* Required action
Once the pictures are set aside, print the records that follow exactly as written.

* Source data
☆ ☆ ☆ ☆

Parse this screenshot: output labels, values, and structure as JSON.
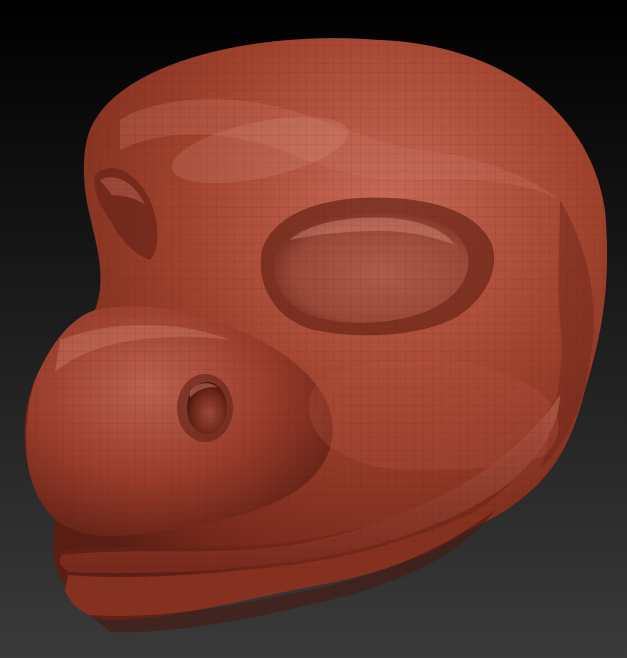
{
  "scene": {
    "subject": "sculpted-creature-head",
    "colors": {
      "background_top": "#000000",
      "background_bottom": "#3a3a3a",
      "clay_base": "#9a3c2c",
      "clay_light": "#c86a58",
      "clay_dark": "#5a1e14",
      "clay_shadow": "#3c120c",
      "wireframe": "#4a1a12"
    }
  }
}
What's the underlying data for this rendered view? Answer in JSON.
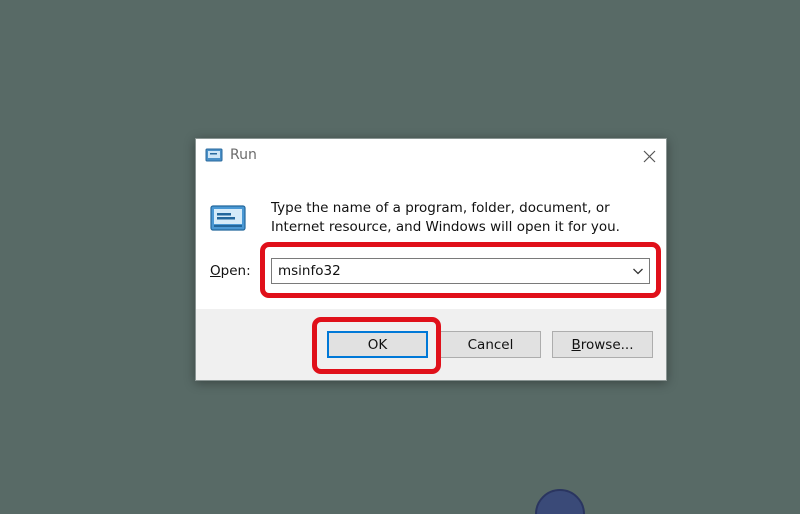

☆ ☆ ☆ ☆

* Task solution
Parse this screenshot: output labels, values, and structure as JSON.
{
  "scene": {
    "subject": "sculpted-creature-head",
    "colors": {
      "background_top": "#000000",
      "background_bottom": "#3a3a3a",
      "clay_base": "#9a3c2c",
      "clay_light": "#c86a58",
      "clay_dark": "#5a1e14",
      "clay_shadow": "#3c120c",
      "wireframe": "#4a1a12"
    }
  }
}
What's the underlying data for this rendered view? Answer in JSON.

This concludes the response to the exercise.